WASHINGTON, D.C. — The Food and Drug Administration urged blood banks to screen donations for Zika virus in an announcement Friday.
The FDA had previously only recommended that donation centers in areas with local transmissions – like Florida – perform the screening.
“There is still much uncertainty regarding the nature and extent of Zika virus transmission,” said Peter Marks, director of the FDA’s Center for Biologics Evaluation and Research. “At this time, the recommendation for testing the entire blood supply will help ensure that safe blood is available for all individuals who might need transfusion.”
Expanded testing will reduce the risk of Zika, FDA officials said. The testing protocol will be in effect until the risk of Zika transmission is reduced.
The expansion isn’t effective across the country immediately, but should be started within 12 weeks. Eleven states with proximity to cases, including New York, have been advised to implement the recommendations as soon as possible, but not later than 4 weeks from today.
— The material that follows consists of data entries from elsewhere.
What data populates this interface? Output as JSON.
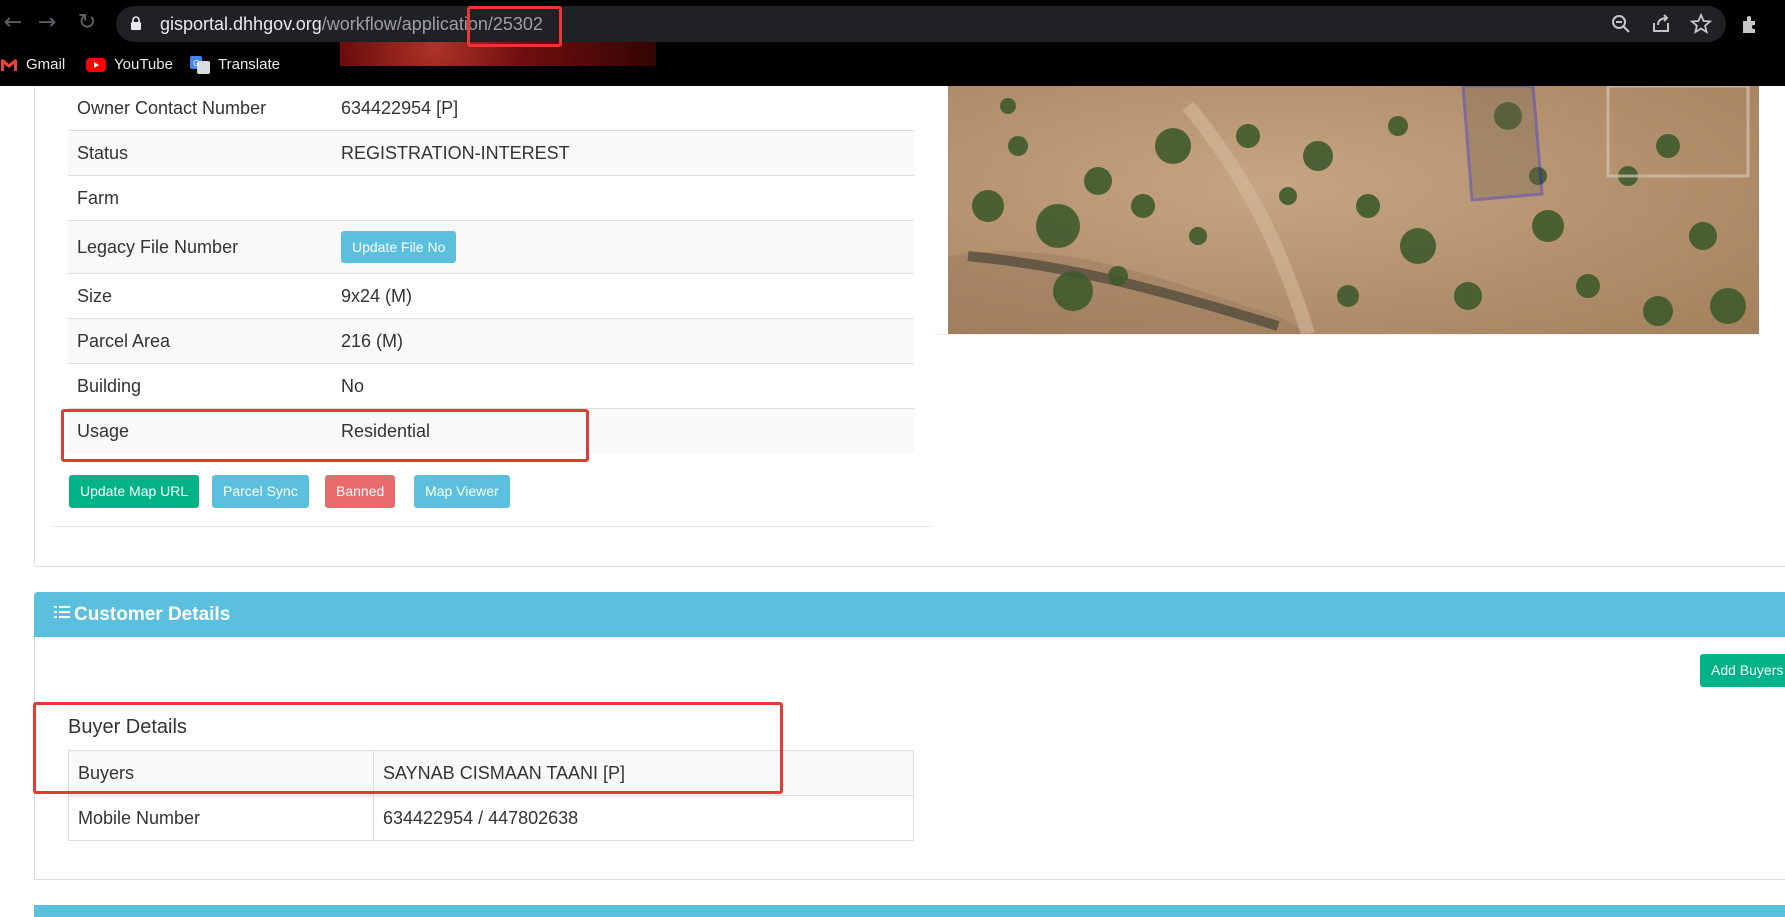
{
  "browser": {
    "url_host": "gisportal.dhhgov.org",
    "url_path": "/workflow/application/25302",
    "bookmarks": [
      {
        "label": "Gmail",
        "icon": "gmail-icon"
      },
      {
        "label": "YouTube",
        "icon": "youtube-icon"
      },
      {
        "label": "Translate",
        "icon": "translate-icon"
      }
    ]
  },
  "details": {
    "rows": [
      {
        "label": "Owner Contact Number",
        "value": "634422954 [P]"
      },
      {
        "label": "Status",
        "value": "REGISTRATION-INTEREST"
      },
      {
        "label": "Farm",
        "value": ""
      },
      {
        "label": "Legacy File Number",
        "button": "Update File No"
      },
      {
        "label": "Size",
        "value": "9x24 (M)"
      },
      {
        "label": "Parcel Area",
        "value": "216 (M)"
      },
      {
        "label": "Building",
        "value": "No"
      },
      {
        "label": "Usage",
        "value": "Residential"
      }
    ],
    "actions": {
      "update_map_url": "Update Map URL",
      "parcel_sync": "Parcel Sync",
      "banned": "Banned",
      "map_viewer": "Map Viewer"
    }
  },
  "customer": {
    "section_title": "Customer Details",
    "add_buyers": "Add Buyers",
    "buyer_details_title": "Buyer Details",
    "rows": [
      {
        "label": "Buyers",
        "value": "SAYNAB CISMAAN TAANI [P]"
      },
      {
        "label": "Mobile Number",
        "value": "634422954 / 447802638"
      }
    ]
  },
  "colors": {
    "info": "#5bc0de",
    "success": "#00b386",
    "danger": "#e96b6b",
    "highlight": "#e53935"
  }
}
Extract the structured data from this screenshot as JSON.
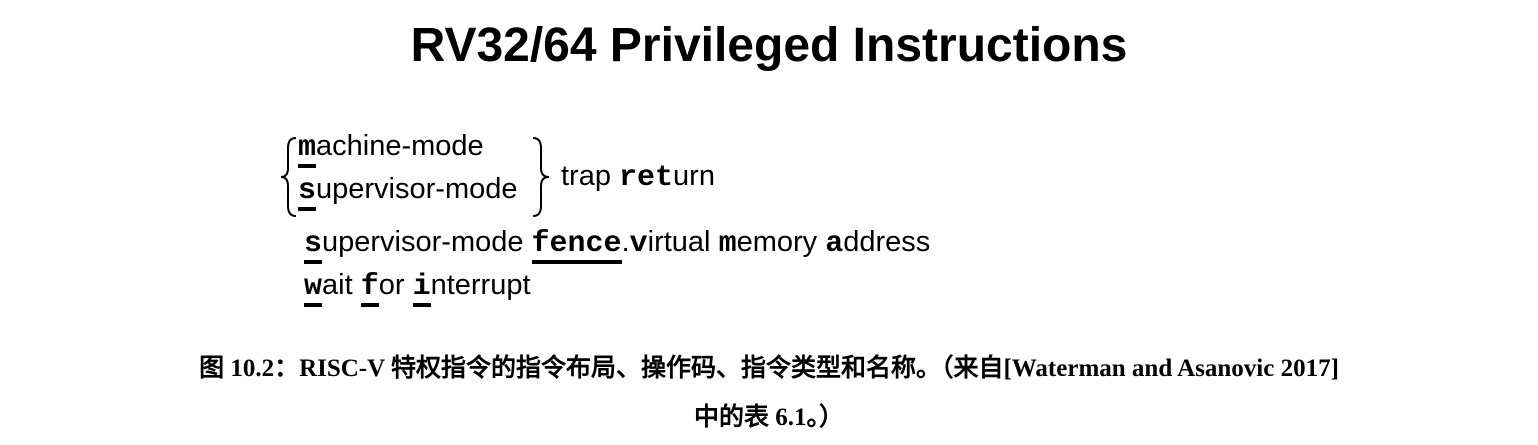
{
  "figure": {
    "title": "RV32/64 Privileged Instructions",
    "trap_return": {
      "line1": {
        "key": "m",
        "rest": "achine-mode"
      },
      "line2": {
        "key": "s",
        "rest": "upervisor-mode"
      },
      "text_trap": "trap ",
      "key_ret": "ret",
      "text_urn": "urn"
    },
    "sfence_vma": {
      "key_s": "s",
      "text_upervisor": "upervisor-mode ",
      "key_fence": "fence",
      "dot": ".",
      "key_v": "v",
      "text_irtual": "irtual ",
      "key_m": "m",
      "text_emory": "emory ",
      "key_a": "a",
      "text_ddress": "ddress"
    },
    "wfi": {
      "key_w": "w",
      "text_ait": "ait ",
      "key_f": "f",
      "text_or": "or ",
      "key_i": "i",
      "text_nterrupt": "nterrupt"
    }
  },
  "caption": {
    "line1": "图 10.2：RISC-V 特权指令的指令布局、操作码、指令类型和名称。（来自[Waterman and Asanovic 2017]",
    "line2": "中的表 6.1。）"
  }
}
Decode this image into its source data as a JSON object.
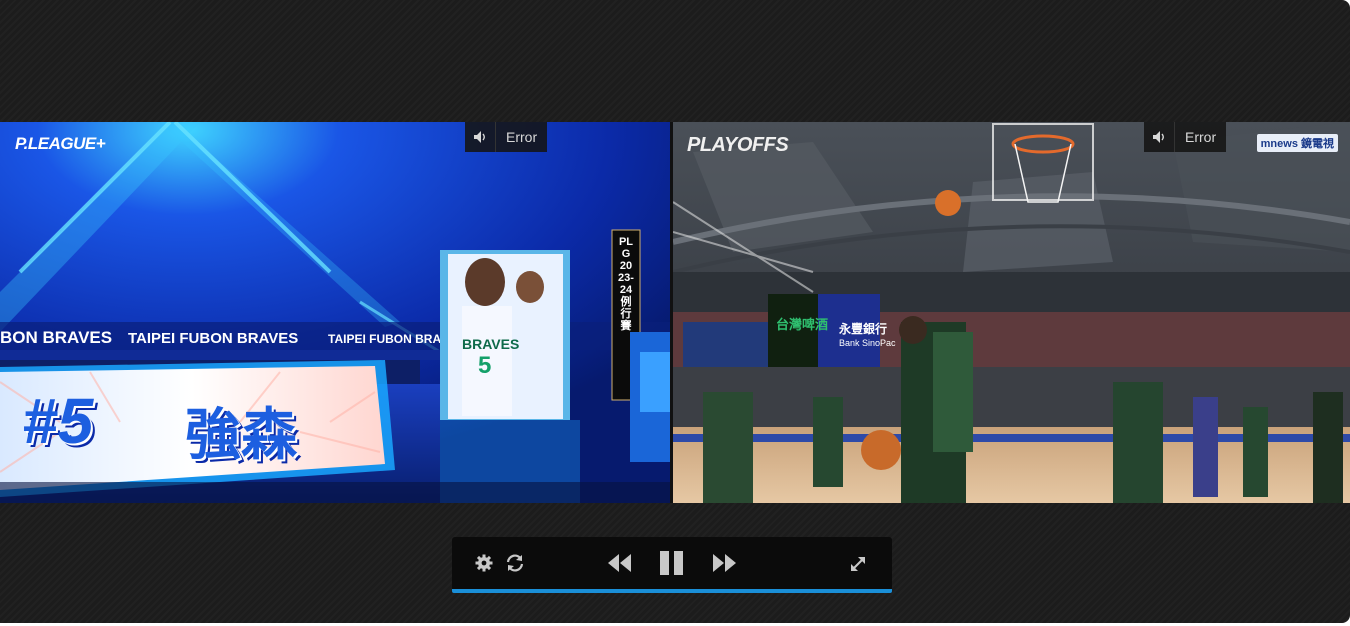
{
  "players": [
    {
      "logo": "P.LEAGUE+",
      "audio_error": "Error",
      "banner_text": "TAIPEI FUBON BRAVES",
      "banner_text_partial": "BON BRAVES",
      "jersey_label": "#5",
      "player_name": "強森",
      "vertical_tag": "PLG 2023-24 例行賽",
      "jersey_team": "BRAVES",
      "jersey_number": "5"
    },
    {
      "logo": "PLAYOFFS",
      "audio_error": "Error",
      "broadcaster": "mnews 鏡電視",
      "sponsor_1": "台灣啤酒",
      "sponsor_2": "永豐銀行",
      "sponsor_2_sub": "Bank SinoPac"
    }
  ],
  "icons": {
    "settings": "gear-icon",
    "sync": "refresh-icon",
    "rewind": "rewind-icon",
    "pause": "pause-icon",
    "forward": "fast-forward-icon",
    "fullscreen": "expand-icon",
    "audio": "speaker-icon"
  },
  "colors": {
    "accent": "#1a8fd8",
    "background": "#1c1c1c"
  }
}
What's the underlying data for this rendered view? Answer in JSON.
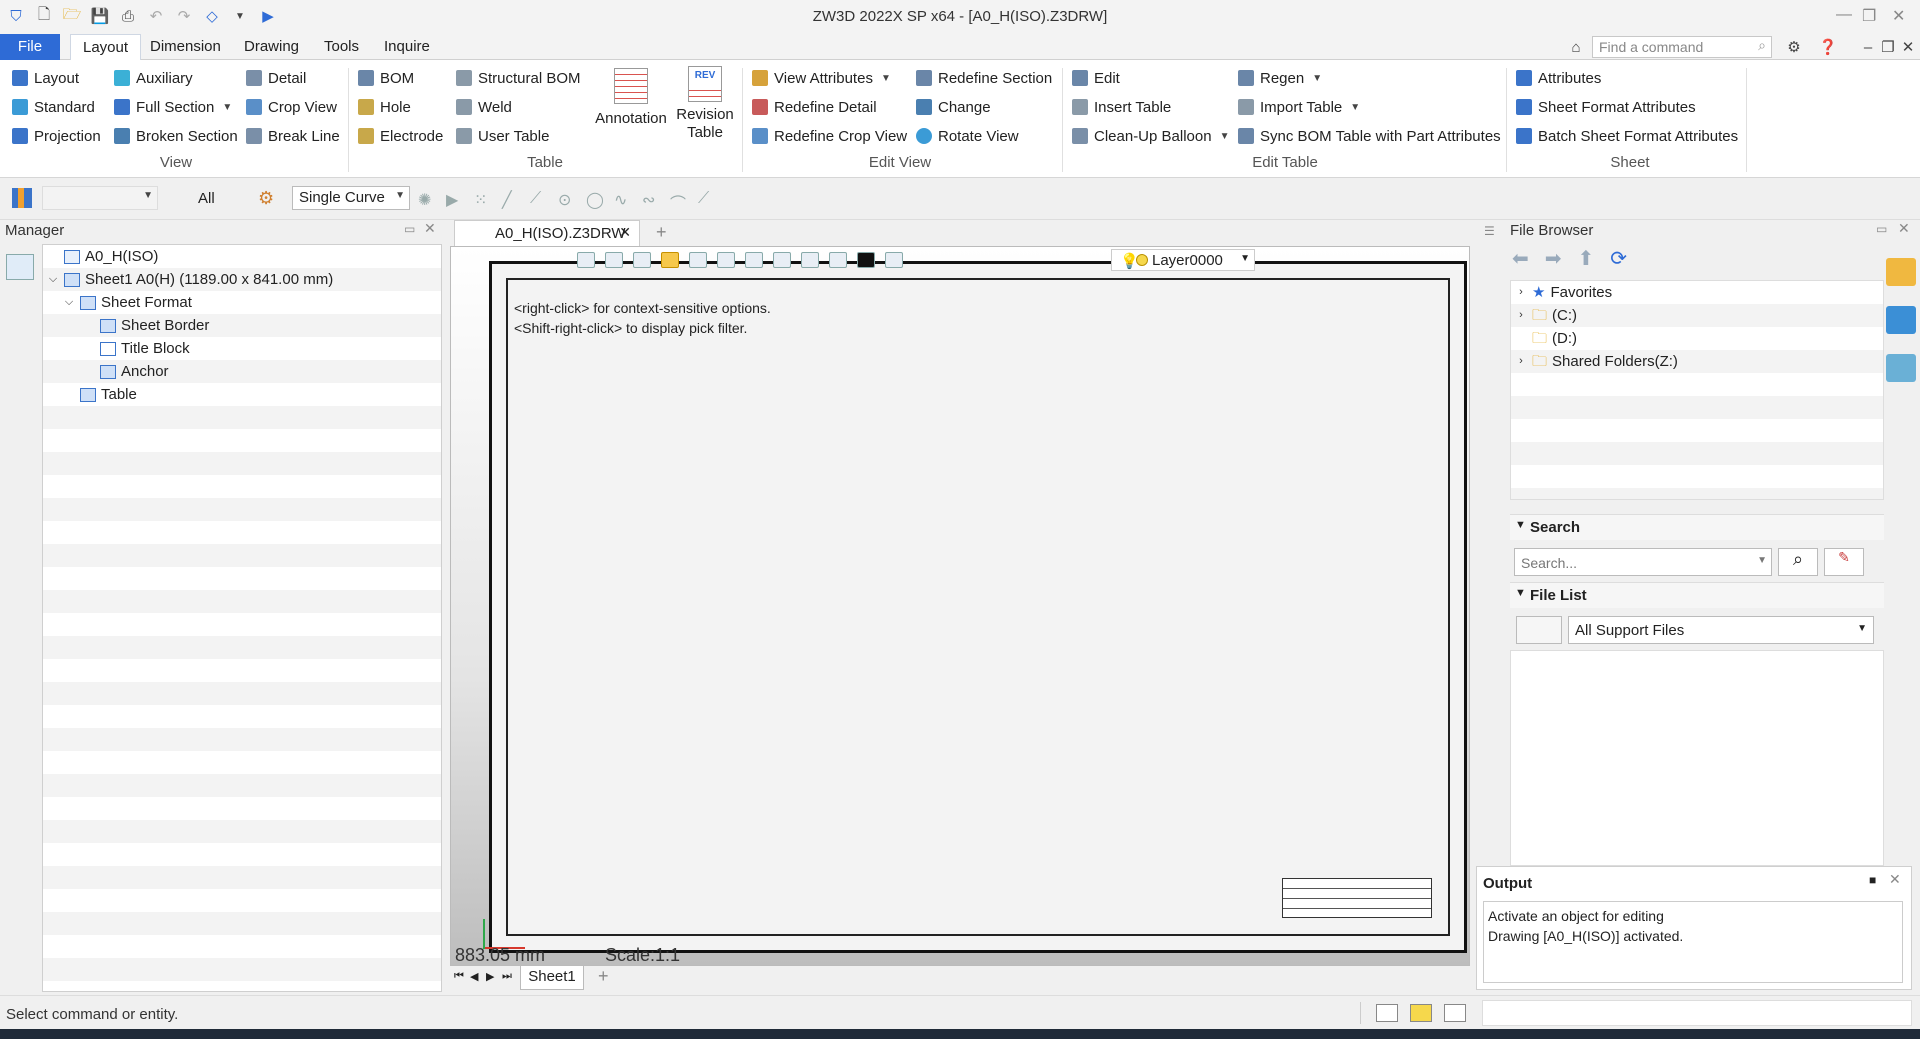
{
  "window": {
    "title": "ZW3D 2022X SP x64 - [A0_H(ISO).Z3DRW]"
  },
  "menu": {
    "file": "File",
    "tabs": [
      "Layout",
      "Dimension",
      "Drawing",
      "Tools",
      "Inquire"
    ],
    "active_tab": "Layout",
    "command_search_placeholder": "Find a command"
  },
  "ribbon": {
    "view": {
      "label": "View",
      "items": [
        "Layout",
        "Standard",
        "Projection",
        "Auxiliary",
        "Full Section",
        "Broken Section",
        "Detail",
        "Crop View",
        "Break Line"
      ]
    },
    "table": {
      "label": "Table",
      "items": [
        "BOM",
        "Hole",
        "Electrode",
        "Structural BOM",
        "Weld",
        "User Table"
      ],
      "annotation": "Annotation",
      "revision": [
        "Revision",
        "Table"
      ]
    },
    "edit_view": {
      "label": "Edit View",
      "items": [
        "View Attributes",
        "Redefine Detail",
        "Redefine Crop View",
        "Redefine Section",
        "Change",
        "Rotate View"
      ]
    },
    "edit_table": {
      "label": "Edit Table",
      "items": [
        "Edit",
        "Insert Table",
        "Clean-Up Balloon",
        "Regen",
        "Import Table",
        "Sync BOM Table with Part Attributes"
      ]
    },
    "sheet": {
      "label": "Sheet",
      "items": [
        "Attributes",
        "Sheet Format Attributes",
        "Batch Sheet Format Attributes"
      ]
    },
    "revision_icon_text": "REV"
  },
  "filterbar": {
    "filter_value": "All",
    "curve_mode": "Single Curve"
  },
  "manager": {
    "title": "Manager",
    "tree": [
      {
        "label": "A0_H(ISO)",
        "level": 0
      },
      {
        "label": "Sheet1 A0(H) (1189.00 x 841.00 mm)",
        "level": 0
      },
      {
        "label": "Sheet Format",
        "level": 1
      },
      {
        "label": "Sheet Border",
        "level": 2
      },
      {
        "label": "Title Block",
        "level": 2
      },
      {
        "label": "Anchor",
        "level": 2
      },
      {
        "label": "Table",
        "level": 1
      }
    ]
  },
  "document": {
    "tab": "A0_H(ISO).Z3DRW",
    "hint1": "<right-click> for context-sensitive options.",
    "hint2": "<Shift-right-click> to display pick filter.",
    "layer": "Layer0000",
    "coord": "883.05 mm",
    "scale": "Scale:1:1",
    "sheet_tab": "Sheet1"
  },
  "file_browser": {
    "title": "File Browser",
    "tree": [
      "Favorites",
      "(C:)",
      "(D:)",
      "Shared Folders(Z:)"
    ],
    "search_header": "Search",
    "search_placeholder": "Search...",
    "filelist_header": "File List",
    "filelist_filter": "All Support Files"
  },
  "output": {
    "title": "Output",
    "lines": [
      "Activate an object for editing",
      "Drawing [A0_H(ISO)] activated."
    ]
  },
  "status": {
    "text": "Select command or entity."
  },
  "colors": {
    "accent": "#2e6bd6",
    "icon_blue": "#3b74c9",
    "highlight": "#f6c84c"
  }
}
The virus is primarily transmitted by mosquito, but can also be spread by sexual contact. People infected with Zika experience fevers, joint pains and rashes. Infection during pregnancy can cause serious birth defects.
“It’s clear that additional precautionary measures are necessary,” said Luciana Borio, the FDA’s acting chief scientist. “We are issuing revised guidance for immediate implementation in order to help maintain the safety of the U.S. blood supply.”
Blood banks already test for HIV, West Nile and hepatitis, among other blood-borne viruses. About 2,500 cases of Zika have been reported in the U.S., according to the Centers for Disease Control and Prevention.